Custom Search
Quote of the day: Their sky is obscured by continual rain
Notes
Do not display Latin text
The Gallic War (De Bello Gallico) by Julius Caesar
Translated by Alfred John Church and William Jackson Brodribb
Book IV Chapter 18: War with the Germans. Caesar crosses the Rhine.[55 BC]
Next chapter
Return to index
Previous chapter
Within ten days after the timber began to be collected, the whole work was completed, and the whole army led over. Caesar, leaving a strong guard at each end of the bridge, hastens into the territories of the Sigambri. In the mean time, embassadors from several nations come to him, whom, on their suing for peace and alliance, he answers in a courteous manner, and orders hostages to be brought to him. But the Sigambri, at the very time the bridge was begun to be built, made preparations for a flight (by the advice of such of the Tenchtheri and Usipetes as they had among them), and quitted their territories, and conveyed away all their possessions, and concealed themselves in deserts and woods.

Event: Caesar's war with the Germans.
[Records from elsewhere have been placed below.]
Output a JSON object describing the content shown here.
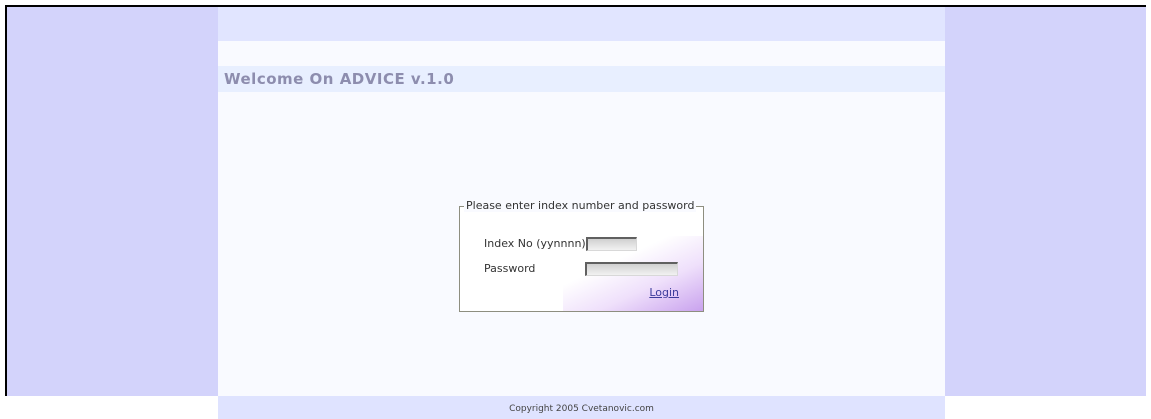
{
  "header": {
    "title": "Welcome On ADVICE v.1.0"
  },
  "login": {
    "legend": "Please enter index number and password",
    "index_label": "Index No (yynnnn)",
    "index_value": "",
    "password_label": "Password",
    "password_value": "",
    "login_label": "Login"
  },
  "footer": {
    "copyright": "Copyright 2005 Cvetanovic.com"
  },
  "colors": {
    "side_panel": "#d3d3fb",
    "content_bg": "#f9faff",
    "title_bar": "#e8efff",
    "title_text": "#8d8dae",
    "footer_bg": "#dfe3ff"
  }
}
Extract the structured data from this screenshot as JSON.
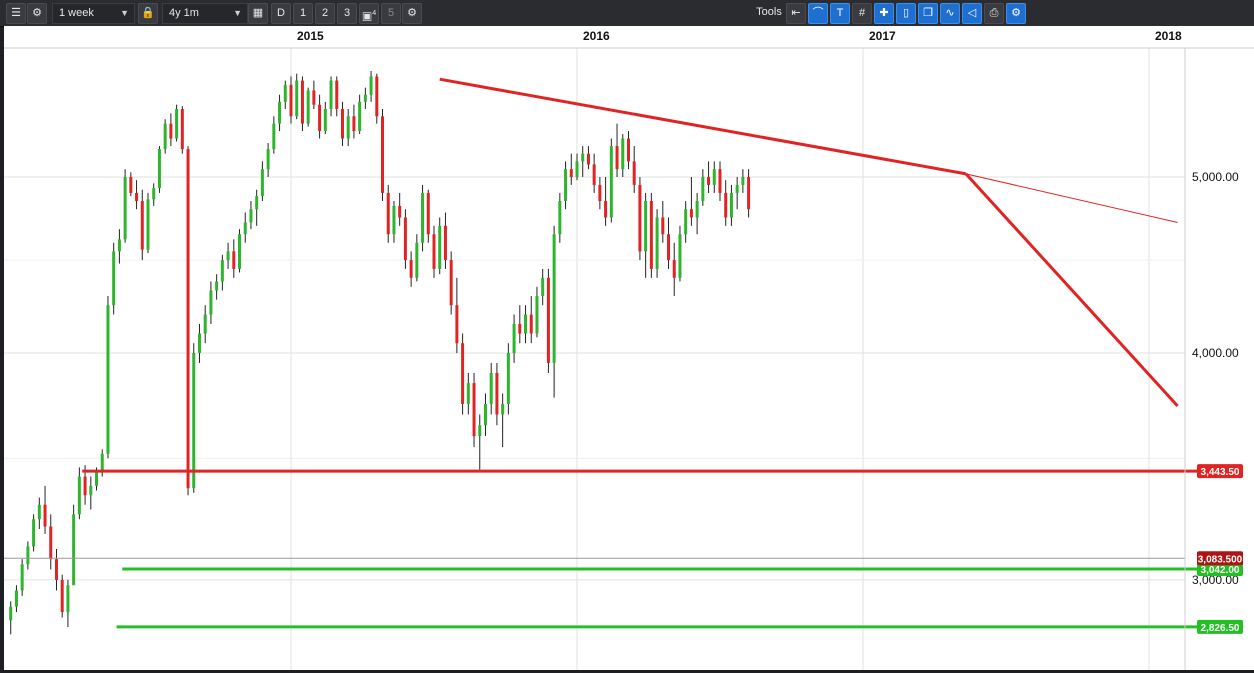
{
  "toolbar": {
    "interval": "1 week",
    "range": "4y 1m",
    "period_day": "D",
    "period_1": "1",
    "period_2": "2",
    "period_3": "3",
    "period_4": "4",
    "period_5": "5",
    "tools_label": "Tools"
  },
  "colors": {
    "up": "#2db52d",
    "down": "#e02424",
    "trend": "#e02424",
    "support": "#22c022",
    "last_price_tag": "#b01313"
  },
  "chart_data": {
    "type": "candlestick",
    "frequency": "weekly",
    "x_axis": {
      "ticks": [
        "2015",
        "2016",
        "2017",
        "2018"
      ]
    },
    "y_axis": {
      "scale": "log",
      "ticks": [
        "5,000.00",
        "4,000.00",
        "3,000.00"
      ],
      "tick_values": [
        5000,
        4000,
        3000
      ],
      "range": [
        2720,
        5720
      ]
    },
    "grid": true,
    "last_price": {
      "label": "3,083.500",
      "value": 3083.5
    },
    "horizontal_levels": [
      {
        "label": "3,443.50",
        "value": 3443.5,
        "color": "red",
        "start": 2014.27
      },
      {
        "label": "3,042.00",
        "value": 3042.0,
        "color": "green",
        "start": 2014.41
      },
      {
        "label": "2,826.50",
        "value": 2826.5,
        "color": "green",
        "start": 2014.39
      }
    ],
    "trendlines": [
      {
        "from": [
          2015.52,
          5660
        ],
        "to": [
          2017.36,
          5020
        ],
        "extended_to": [
          2018.1,
          4720
        ]
      },
      {
        "from": [
          2017.36,
          5020
        ],
        "to": [
          2018.1,
          3740
        ]
      }
    ],
    "candles": [
      [
        2014.02,
        2850,
        2920,
        2800,
        2900
      ],
      [
        2014.04,
        2900,
        2980,
        2880,
        2960
      ],
      [
        2014.06,
        2960,
        3080,
        2940,
        3060
      ],
      [
        2014.08,
        3060,
        3150,
        3040,
        3130
      ],
      [
        2014.1,
        3130,
        3260,
        3110,
        3240
      ],
      [
        2014.12,
        3240,
        3330,
        3200,
        3300
      ],
      [
        2014.14,
        3300,
        3380,
        3180,
        3210
      ],
      [
        2014.16,
        3210,
        3260,
        3040,
        3080
      ],
      [
        2014.18,
        3080,
        3120,
        2960,
        3000
      ],
      [
        2014.2,
        3000,
        3020,
        2860,
        2880
      ],
      [
        2014.22,
        2880,
        3000,
        2826,
        2980
      ],
      [
        2014.24,
        2980,
        3300,
        2980,
        3260
      ],
      [
        2014.26,
        3260,
        3460,
        3240,
        3420
      ],
      [
        2014.28,
        3420,
        3470,
        3300,
        3340
      ],
      [
        2014.3,
        3340,
        3420,
        3280,
        3380
      ],
      [
        2014.32,
        3380,
        3460,
        3360,
        3440
      ],
      [
        2014.34,
        3440,
        3540,
        3420,
        3520
      ],
      [
        2014.36,
        3520,
        4300,
        3500,
        4250
      ],
      [
        2014.38,
        4250,
        4600,
        4200,
        4550
      ],
      [
        2014.4,
        4550,
        4680,
        4480,
        4620
      ],
      [
        2014.42,
        4620,
        5050,
        4600,
        5000
      ],
      [
        2014.44,
        5000,
        5030,
        4880,
        4900
      ],
      [
        2014.46,
        4900,
        4980,
        4800,
        4850
      ],
      [
        2014.48,
        4850,
        4920,
        4500,
        4560
      ],
      [
        2014.5,
        4560,
        4900,
        4540,
        4860
      ],
      [
        2014.52,
        4860,
        4960,
        4820,
        4930
      ],
      [
        2014.54,
        4930,
        5200,
        4900,
        5180
      ],
      [
        2014.56,
        5180,
        5380,
        5150,
        5350
      ],
      [
        2014.58,
        5350,
        5420,
        5200,
        5250
      ],
      [
        2014.6,
        5250,
        5480,
        5230,
        5450
      ],
      [
        2014.62,
        5450,
        5470,
        5150,
        5180
      ],
      [
        2014.64,
        5180,
        5200,
        3340,
        3370
      ],
      [
        2014.66,
        3370,
        4050,
        3350,
        4000
      ],
      [
        2014.68,
        4000,
        4150,
        3950,
        4100
      ],
      [
        2014.7,
        4100,
        4250,
        4050,
        4200
      ],
      [
        2014.72,
        4200,
        4380,
        4150,
        4330
      ],
      [
        2014.74,
        4330,
        4420,
        4280,
        4380
      ],
      [
        2014.76,
        4380,
        4530,
        4330,
        4500
      ],
      [
        2014.78,
        4500,
        4600,
        4450,
        4550
      ],
      [
        2014.8,
        4550,
        4620,
        4400,
        4450
      ],
      [
        2014.82,
        4450,
        4680,
        4430,
        4650
      ],
      [
        2014.84,
        4650,
        4780,
        4600,
        4720
      ],
      [
        2014.86,
        4720,
        4850,
        4680,
        4800
      ],
      [
        2014.88,
        4800,
        4920,
        4700,
        4880
      ],
      [
        2014.9,
        4880,
        5100,
        4850,
        5050
      ],
      [
        2014.92,
        5050,
        5220,
        5000,
        5180
      ],
      [
        2014.94,
        5180,
        5400,
        5150,
        5350
      ],
      [
        2014.96,
        5350,
        5550,
        5300,
        5500
      ],
      [
        2014.98,
        5500,
        5650,
        5450,
        5620
      ],
      [
        2015.0,
        5620,
        5680,
        5350,
        5400
      ],
      [
        2015.02,
        5400,
        5700,
        5380,
        5650
      ],
      [
        2015.04,
        5650,
        5680,
        5300,
        5350
      ],
      [
        2015.06,
        5350,
        5600,
        5330,
        5580
      ],
      [
        2015.08,
        5580,
        5650,
        5450,
        5480
      ],
      [
        2015.1,
        5480,
        5550,
        5250,
        5300
      ],
      [
        2015.12,
        5300,
        5500,
        5280,
        5450
      ],
      [
        2015.14,
        5450,
        5680,
        5400,
        5650
      ],
      [
        2015.16,
        5650,
        5680,
        5400,
        5450
      ],
      [
        2015.18,
        5450,
        5500,
        5200,
        5250
      ],
      [
        2015.2,
        5250,
        5450,
        5200,
        5400
      ],
      [
        2015.22,
        5400,
        5480,
        5250,
        5300
      ],
      [
        2015.24,
        5300,
        5550,
        5280,
        5500
      ],
      [
        2015.26,
        5500,
        5600,
        5450,
        5550
      ],
      [
        2015.28,
        5550,
        5720,
        5500,
        5680
      ],
      [
        2015.3,
        5680,
        5700,
        5350,
        5400
      ],
      [
        2015.32,
        5400,
        5450,
        4850,
        4900
      ],
      [
        2015.34,
        4900,
        4950,
        4600,
        4650
      ],
      [
        2015.36,
        4650,
        4850,
        4600,
        4820
      ],
      [
        2015.38,
        4820,
        4900,
        4700,
        4750
      ],
      [
        2015.4,
        4750,
        4800,
        4450,
        4500
      ],
      [
        2015.42,
        4500,
        4550,
        4350,
        4400
      ],
      [
        2015.44,
        4400,
        4650,
        4380,
        4600
      ],
      [
        2015.46,
        4600,
        4950,
        4550,
        4900
      ],
      [
        2015.48,
        4900,
        4920,
        4600,
        4650
      ],
      [
        2015.5,
        4650,
        4700,
        4400,
        4450
      ],
      [
        2015.52,
        4450,
        4750,
        4420,
        4700
      ],
      [
        2015.54,
        4700,
        4780,
        4450,
        4500
      ],
      [
        2015.56,
        4500,
        4550,
        4200,
        4250
      ],
      [
        2015.58,
        4250,
        4400,
        4000,
        4050
      ],
      [
        2015.6,
        4050,
        4100,
        3700,
        3750
      ],
      [
        2015.62,
        3750,
        3900,
        3700,
        3850
      ],
      [
        2015.64,
        3850,
        3900,
        3550,
        3600
      ],
      [
        2015.66,
        3600,
        3700,
        3450,
        3650
      ],
      [
        2015.68,
        3650,
        3800,
        3600,
        3750
      ],
      [
        2015.7,
        3750,
        3950,
        3700,
        3900
      ],
      [
        2015.72,
        3900,
        3950,
        3650,
        3700
      ],
      [
        2015.74,
        3700,
        3800,
        3550,
        3750
      ],
      [
        2015.76,
        3750,
        4050,
        3700,
        4000
      ],
      [
        2015.78,
        4000,
        4200,
        3950,
        4150
      ],
      [
        2015.8,
        4150,
        4250,
        4050,
        4100
      ],
      [
        2015.82,
        4100,
        4250,
        4050,
        4200
      ],
      [
        2015.84,
        4200,
        4300,
        4050,
        4100
      ],
      [
        2015.86,
        4100,
        4350,
        4080,
        4300
      ],
      [
        2015.88,
        4300,
        4450,
        4250,
        4400
      ],
      [
        2015.9,
        4400,
        4450,
        3900,
        3950
      ],
      [
        2015.92,
        3950,
        4700,
        3780,
        4650
      ],
      [
        2015.94,
        4650,
        4900,
        4600,
        4850
      ],
      [
        2015.96,
        4850,
        5100,
        4800,
        5050
      ],
      [
        2015.98,
        5050,
        5150,
        4950,
        5000
      ],
      [
        2016.0,
        5000,
        5150,
        4980,
        5100
      ],
      [
        2016.02,
        5100,
        5200,
        5000,
        5150
      ],
      [
        2016.04,
        5150,
        5200,
        5050,
        5080
      ],
      [
        2016.06,
        5080,
        5150,
        4900,
        4950
      ],
      [
        2016.08,
        4950,
        5000,
        4800,
        4850
      ],
      [
        2016.1,
        4850,
        5000,
        4700,
        4750
      ],
      [
        2016.12,
        4750,
        5250,
        4720,
        5200
      ],
      [
        2016.14,
        5200,
        5350,
        5000,
        5050
      ],
      [
        2016.16,
        5050,
        5280,
        5000,
        5250
      ],
      [
        2016.18,
        5250,
        5300,
        5050,
        5100
      ],
      [
        2016.2,
        5100,
        5200,
        4900,
        4950
      ],
      [
        2016.22,
        4950,
        5000,
        4500,
        4550
      ],
      [
        2016.24,
        4550,
        4900,
        4400,
        4850
      ],
      [
        2016.26,
        4850,
        4900,
        4400,
        4450
      ],
      [
        2016.28,
        4450,
        4800,
        4400,
        4750
      ],
      [
        2016.3,
        4750,
        4850,
        4600,
        4650
      ],
      [
        2016.32,
        4650,
        4750,
        4450,
        4500
      ],
      [
        2016.34,
        4500,
        4600,
        4300,
        4400
      ],
      [
        2016.36,
        4400,
        4700,
        4380,
        4650
      ],
      [
        2016.38,
        4650,
        4850,
        4600,
        4800
      ],
      [
        2016.4,
        4800,
        5000,
        4700,
        4750
      ],
      [
        2016.42,
        4750,
        4900,
        4650,
        4850
      ],
      [
        2016.44,
        4850,
        5050,
        4820,
        5000
      ],
      [
        2016.46,
        5000,
        5100,
        4900,
        4950
      ],
      [
        2016.48,
        4950,
        5100,
        4900,
        5050
      ],
      [
        2016.5,
        5050,
        5100,
        4850,
        4900
      ],
      [
        2016.52,
        4900,
        4980,
        4700,
        4750
      ],
      [
        2016.54,
        4750,
        4950,
        4700,
        4900
      ],
      [
        2016.56,
        4900,
        5000,
        4800,
        4950
      ],
      [
        2016.58,
        4950,
        5050,
        4900,
        5000
      ],
      [
        2016.6,
        5000,
        5050,
        4750,
        4800
      ]
    ]
  }
}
[18] Diebus X, quibus materia coepta erat comportari, omni opere effecto exercitus traducitur. Caesar ad utramque partem pontis firmo praesidio relicto in fines Sugambrorum contendit. Interim a compluribus civitatibus ad eum legati veniunt; quibus pacem atque amicitiam petentibus liberaliter respondet obsidesque ad se adduci iubet. At Sugambri, ex eo tempore quo pons institui coeptus est fuga comparata, hortantibus iis quos ex Tencteris atque Usipetibus apud se habebant, finibus suis excesserant suaque omnia exportaverant seque in solitudinem ac silvas abdiderant.